Data extracted from a collection:

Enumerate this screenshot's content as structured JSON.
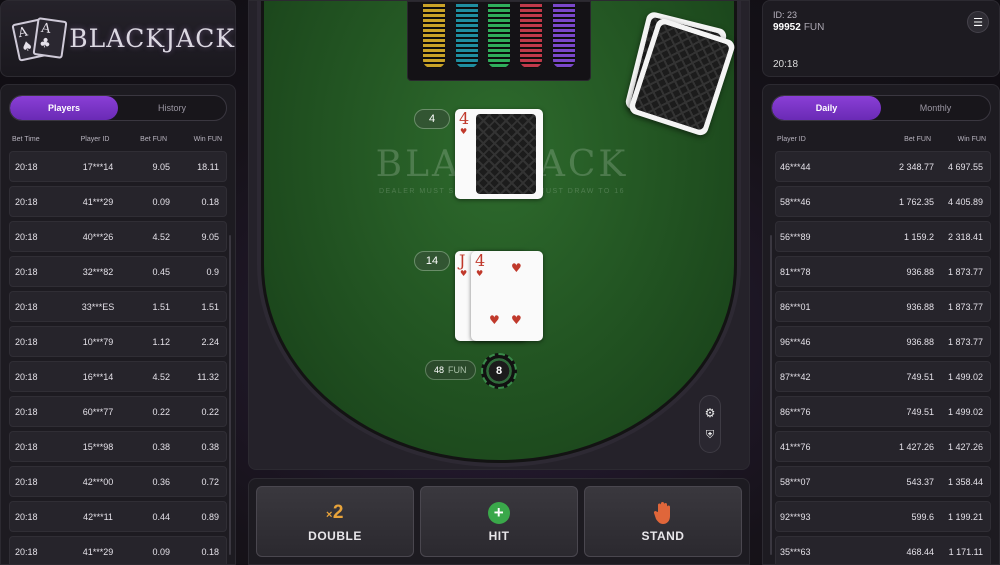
{
  "logo": {
    "title": "BLACKJACK"
  },
  "left_panel": {
    "tabs": [
      {
        "label": "Players",
        "active": true
      },
      {
        "label": "History",
        "active": false
      }
    ],
    "columns": [
      "Bet Time",
      "Player ID",
      "Bet  FUN",
      "Win  FUN"
    ],
    "rows": [
      {
        "time": "20:18",
        "player": "17***14",
        "bet": "9.05",
        "win": "18.11"
      },
      {
        "time": "20:18",
        "player": "41***29",
        "bet": "0.09",
        "win": "0.18"
      },
      {
        "time": "20:18",
        "player": "40***26",
        "bet": "4.52",
        "win": "9.05"
      },
      {
        "time": "20:18",
        "player": "32***82",
        "bet": "0.45",
        "win": "0.9"
      },
      {
        "time": "20:18",
        "player": "33***ES",
        "bet": "1.51",
        "win": "1.51"
      },
      {
        "time": "20:18",
        "player": "10***79",
        "bet": "1.12",
        "win": "2.24"
      },
      {
        "time": "20:18",
        "player": "16***14",
        "bet": "4.52",
        "win": "11.32"
      },
      {
        "time": "20:18",
        "player": "60***77",
        "bet": "0.22",
        "win": "0.22"
      },
      {
        "time": "20:18",
        "player": "15***98",
        "bet": "0.38",
        "win": "0.38"
      },
      {
        "time": "20:18",
        "player": "42***00",
        "bet": "0.36",
        "win": "0.72"
      },
      {
        "time": "20:18",
        "player": "42***11",
        "bet": "0.44",
        "win": "0.89"
      },
      {
        "time": "20:18",
        "player": "41***29",
        "bet": "0.09",
        "win": "0.18"
      }
    ]
  },
  "info": {
    "id": "ID: 23",
    "balance": "99952",
    "currency": "FUN",
    "time": "20:18",
    "menu_icon": "hamburger-icon"
  },
  "right_panel": {
    "tabs": [
      {
        "label": "Daily",
        "active": true
      },
      {
        "label": "Monthly",
        "active": false
      }
    ],
    "columns": [
      "Player ID",
      "Bet  FUN",
      "Win  FUN"
    ],
    "rows": [
      {
        "player": "46***44",
        "bet": "2 348.77",
        "win": "4 697.55"
      },
      {
        "player": "58***46",
        "bet": "1 762.35",
        "win": "4 405.89"
      },
      {
        "player": "56***89",
        "bet": "1 159.2",
        "win": "2 318.41"
      },
      {
        "player": "81***78",
        "bet": "936.88",
        "win": "1 873.77"
      },
      {
        "player": "86***01",
        "bet": "936.88",
        "win": "1 873.77"
      },
      {
        "player": "96***46",
        "bet": "936.88",
        "win": "1 873.77"
      },
      {
        "player": "87***42",
        "bet": "749.51",
        "win": "1 499.02"
      },
      {
        "player": "86***76",
        "bet": "749.51",
        "win": "1 499.02"
      },
      {
        "player": "41***76",
        "bet": "1 427.26",
        "win": "1 427.26"
      },
      {
        "player": "58***07",
        "bet": "543.37",
        "win": "1 358.44"
      },
      {
        "player": "92***93",
        "bet": "599.6",
        "win": "1 199.21"
      },
      {
        "player": "35***63",
        "bet": "468.44",
        "win": "1 171.11"
      }
    ]
  },
  "table": {
    "felt_title": "BLACKJACK",
    "felt_subtitle": "DEALER MUST STAND TO 17, AND MUST DRAW TO 16",
    "dealer": {
      "score": "4",
      "cards": [
        {
          "rank": "4",
          "suit": "♥"
        }
      ]
    },
    "player": {
      "score": "14",
      "cards": [
        {
          "rank": "J",
          "suit": "♥"
        },
        {
          "rank": "4",
          "suit": "♥"
        }
      ]
    },
    "bet": {
      "amount": "48",
      "currency": "FUN"
    },
    "chip_value": "8",
    "chip_rack_colors": [
      "#c9a227",
      "#1f8ea0",
      "#2fae5c",
      "#c0394a",
      "#7a47c9"
    ]
  },
  "actions": [
    {
      "label": "DOUBLE",
      "icon": "x2-icon",
      "badge": "x2"
    },
    {
      "label": "HIT",
      "icon": "plus-circle-icon"
    },
    {
      "label": "STAND",
      "icon": "hand-icon"
    }
  ]
}
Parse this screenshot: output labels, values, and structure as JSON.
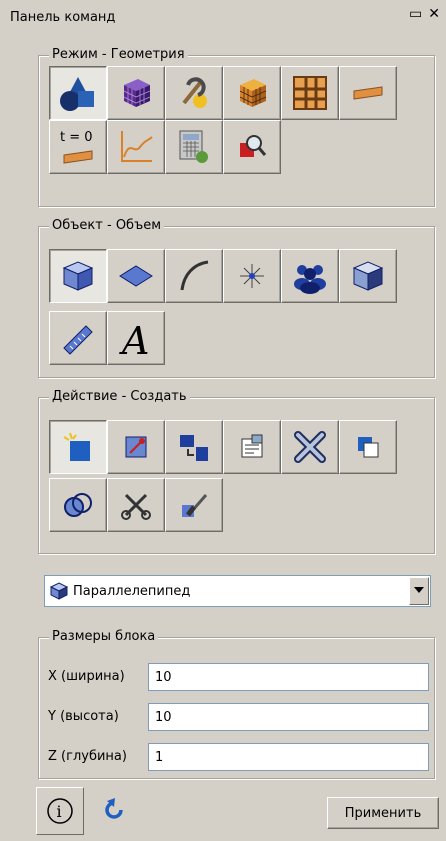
{
  "panel": {
    "title": "Панель команд",
    "float_icon": "dock-float-icon",
    "close_icon": "close-icon"
  },
  "mode_group": {
    "legend": "Режим - Геометрия",
    "buttons": [
      {
        "icon": "geometry-shapes-icon",
        "pressed": true
      },
      {
        "icon": "mesh-cube-icon"
      },
      {
        "icon": "boundary-conditions-icon"
      },
      {
        "icon": "orange-mesh-cube-icon"
      },
      {
        "icon": "grid-frame-icon"
      },
      {
        "icon": "material-plate-icon"
      },
      {
        "icon": "time-zero-icon",
        "label": "t = 0"
      },
      {
        "icon": "plot-chart-icon"
      },
      {
        "icon": "calculator-settings-icon"
      },
      {
        "icon": "zoom-inspect-icon"
      }
    ]
  },
  "object_group": {
    "legend": "Объект - Объем",
    "buttons": [
      {
        "icon": "volume-cube-icon",
        "pressed": true
      },
      {
        "icon": "surface-icon"
      },
      {
        "icon": "curve-icon"
      },
      {
        "icon": "vertex-icon"
      },
      {
        "icon": "group-icon"
      },
      {
        "icon": "shaded-cube-icon"
      },
      {
        "icon": "ruler-icon"
      },
      {
        "icon": "text-a-icon",
        "label": "A"
      }
    ]
  },
  "action_group": {
    "legend": "Действие - Создать",
    "buttons": [
      {
        "icon": "create-icon",
        "pressed": true
      },
      {
        "icon": "modify-icon"
      },
      {
        "icon": "move-icon"
      },
      {
        "icon": "properties-icon"
      },
      {
        "icon": "delete-x-icon"
      },
      {
        "icon": "copy-icon"
      },
      {
        "icon": "boolean-icon"
      },
      {
        "icon": "cut-scissors-icon"
      },
      {
        "icon": "cleanup-brush-icon"
      }
    ]
  },
  "shape_select": {
    "value": "Параллелепипед",
    "icon": "box-icon"
  },
  "dims_group": {
    "legend": "Размеры блока",
    "fields": [
      {
        "label": "X (ширина)",
        "value": "10"
      },
      {
        "label": "Y (высота)",
        "value": "10"
      },
      {
        "label": "Z (глубина)",
        "value": "1"
      }
    ]
  },
  "footer": {
    "info_label": "i",
    "apply_label": "Применить"
  },
  "colors": {
    "panel_bg": "#d4d0c8",
    "accent_blue": "#1f5fbf",
    "orange": "#d9822b"
  }
}
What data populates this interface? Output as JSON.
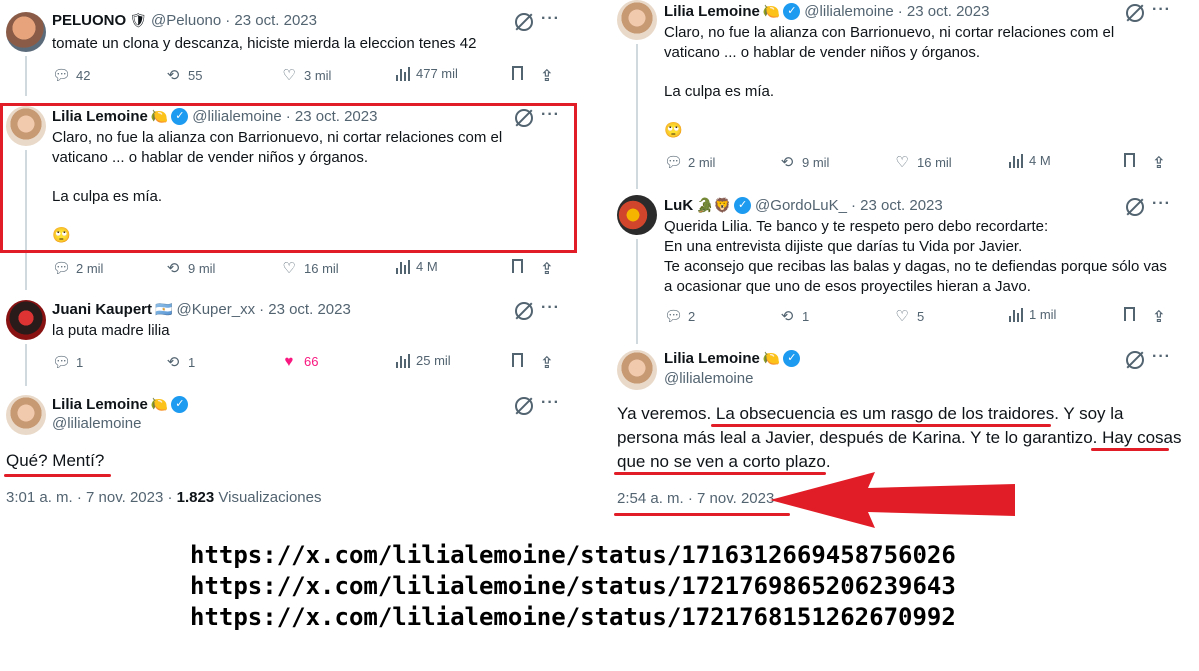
{
  "left": {
    "tweets": [
      {
        "name": "PELUONO",
        "emoji": "🛡",
        "handle": "@Peluono",
        "date": "· 23 oct. 2023",
        "text": "tomate un clona y descanza, hiciste mierda la eleccion tenes 42",
        "replies": "42",
        "reposts": "55",
        "likes": "3 mil",
        "views": "477 mil"
      },
      {
        "name": "Lilia Lemoine",
        "emoji": "🍋",
        "handle": "@lilialemoine",
        "date": "· 23 oct. 2023",
        "text_lines": [
          "Claro, no fue la alianza con Barrionuevo, ni cortar relaciones com el",
          "vaticano ... o hablar de vender niños y órganos.",
          "",
          "La culpa es mía.",
          "",
          "🙄"
        ],
        "replies": "2 mil",
        "reposts": "9 mil",
        "likes": "16 mil",
        "views": "4 M"
      },
      {
        "name": "Juani Kaupert",
        "emoji": "🇦🇷",
        "handle": "@Kuper_xx",
        "date": "· 23 oct. 2023",
        "text": "la puta madre lilia",
        "replies": "1",
        "reposts": "1",
        "likes": "66",
        "views": "25 mil"
      }
    ],
    "main": {
      "name": "Lilia Lemoine",
      "emoji": "🍋",
      "handle": "@lilialemoine",
      "text": "Qué? Mentí?",
      "time": "3:01 a. m. · 7 nov. 2023 ·",
      "views_count": "1.823",
      "views_label": "Visualizaciones"
    }
  },
  "right": {
    "tweets": [
      {
        "name": "Lilia Lemoine",
        "emoji": "🍋",
        "handle": "@lilialemoine",
        "date": "· 23 oct. 2023",
        "text_lines": [
          "Claro, no fue la alianza con Barrionuevo, ni cortar relaciones com el",
          "vaticano ... o hablar de vender niños y órganos.",
          "",
          "La culpa es mía.",
          "",
          "🙄"
        ],
        "replies": "2 mil",
        "reposts": "9 mil",
        "likes": "16 mil",
        "views": "4 M"
      },
      {
        "name": "LuK",
        "emoji": "🐊🦁",
        "handle": "@GordoLuK_",
        "date": "· 23 oct. 2023",
        "text_lines": [
          "Querida Lilia. Te banco y te respeto pero debo recordarte:",
          "En una entrevista dijiste que darías tu Vida por Javier.",
          "Te aconsejo que recibas las balas y dagas, no te defiendas porque sólo vas",
          "a ocasionar que uno de esos proyectiles hieran a Javo."
        ],
        "replies": "2",
        "reposts": "1",
        "likes": "5",
        "views": "1 mil"
      }
    ],
    "main": {
      "name": "Lilia Lemoine",
      "emoji": "🍋",
      "handle": "@lilialemoine",
      "text_lines": [
        "Ya veremos. La obsecuencia es um rasgo de los traidores. Y soy la",
        "persona más leal a Javier, después de Karina. Y te lo garantizo. Hay cosas",
        "que no se ven a corto plazo."
      ],
      "time": "2:54 a. m. · 7 nov. 2023"
    }
  },
  "urls": [
    "https://x.com/lilialemoine/status/1716312669458756026",
    "https://x.com/lilialemoine/status/1721769865206239643",
    "https://x.com/lilialemoine/status/1721768151262670992"
  ],
  "colors": {
    "highlight_red": "#e11d27",
    "verified_blue": "#1d9bf0",
    "like_pink": "#f91880",
    "muted": "#536471"
  }
}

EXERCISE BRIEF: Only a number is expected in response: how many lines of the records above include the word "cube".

SOLUTION TO THIS EXERCISE: 4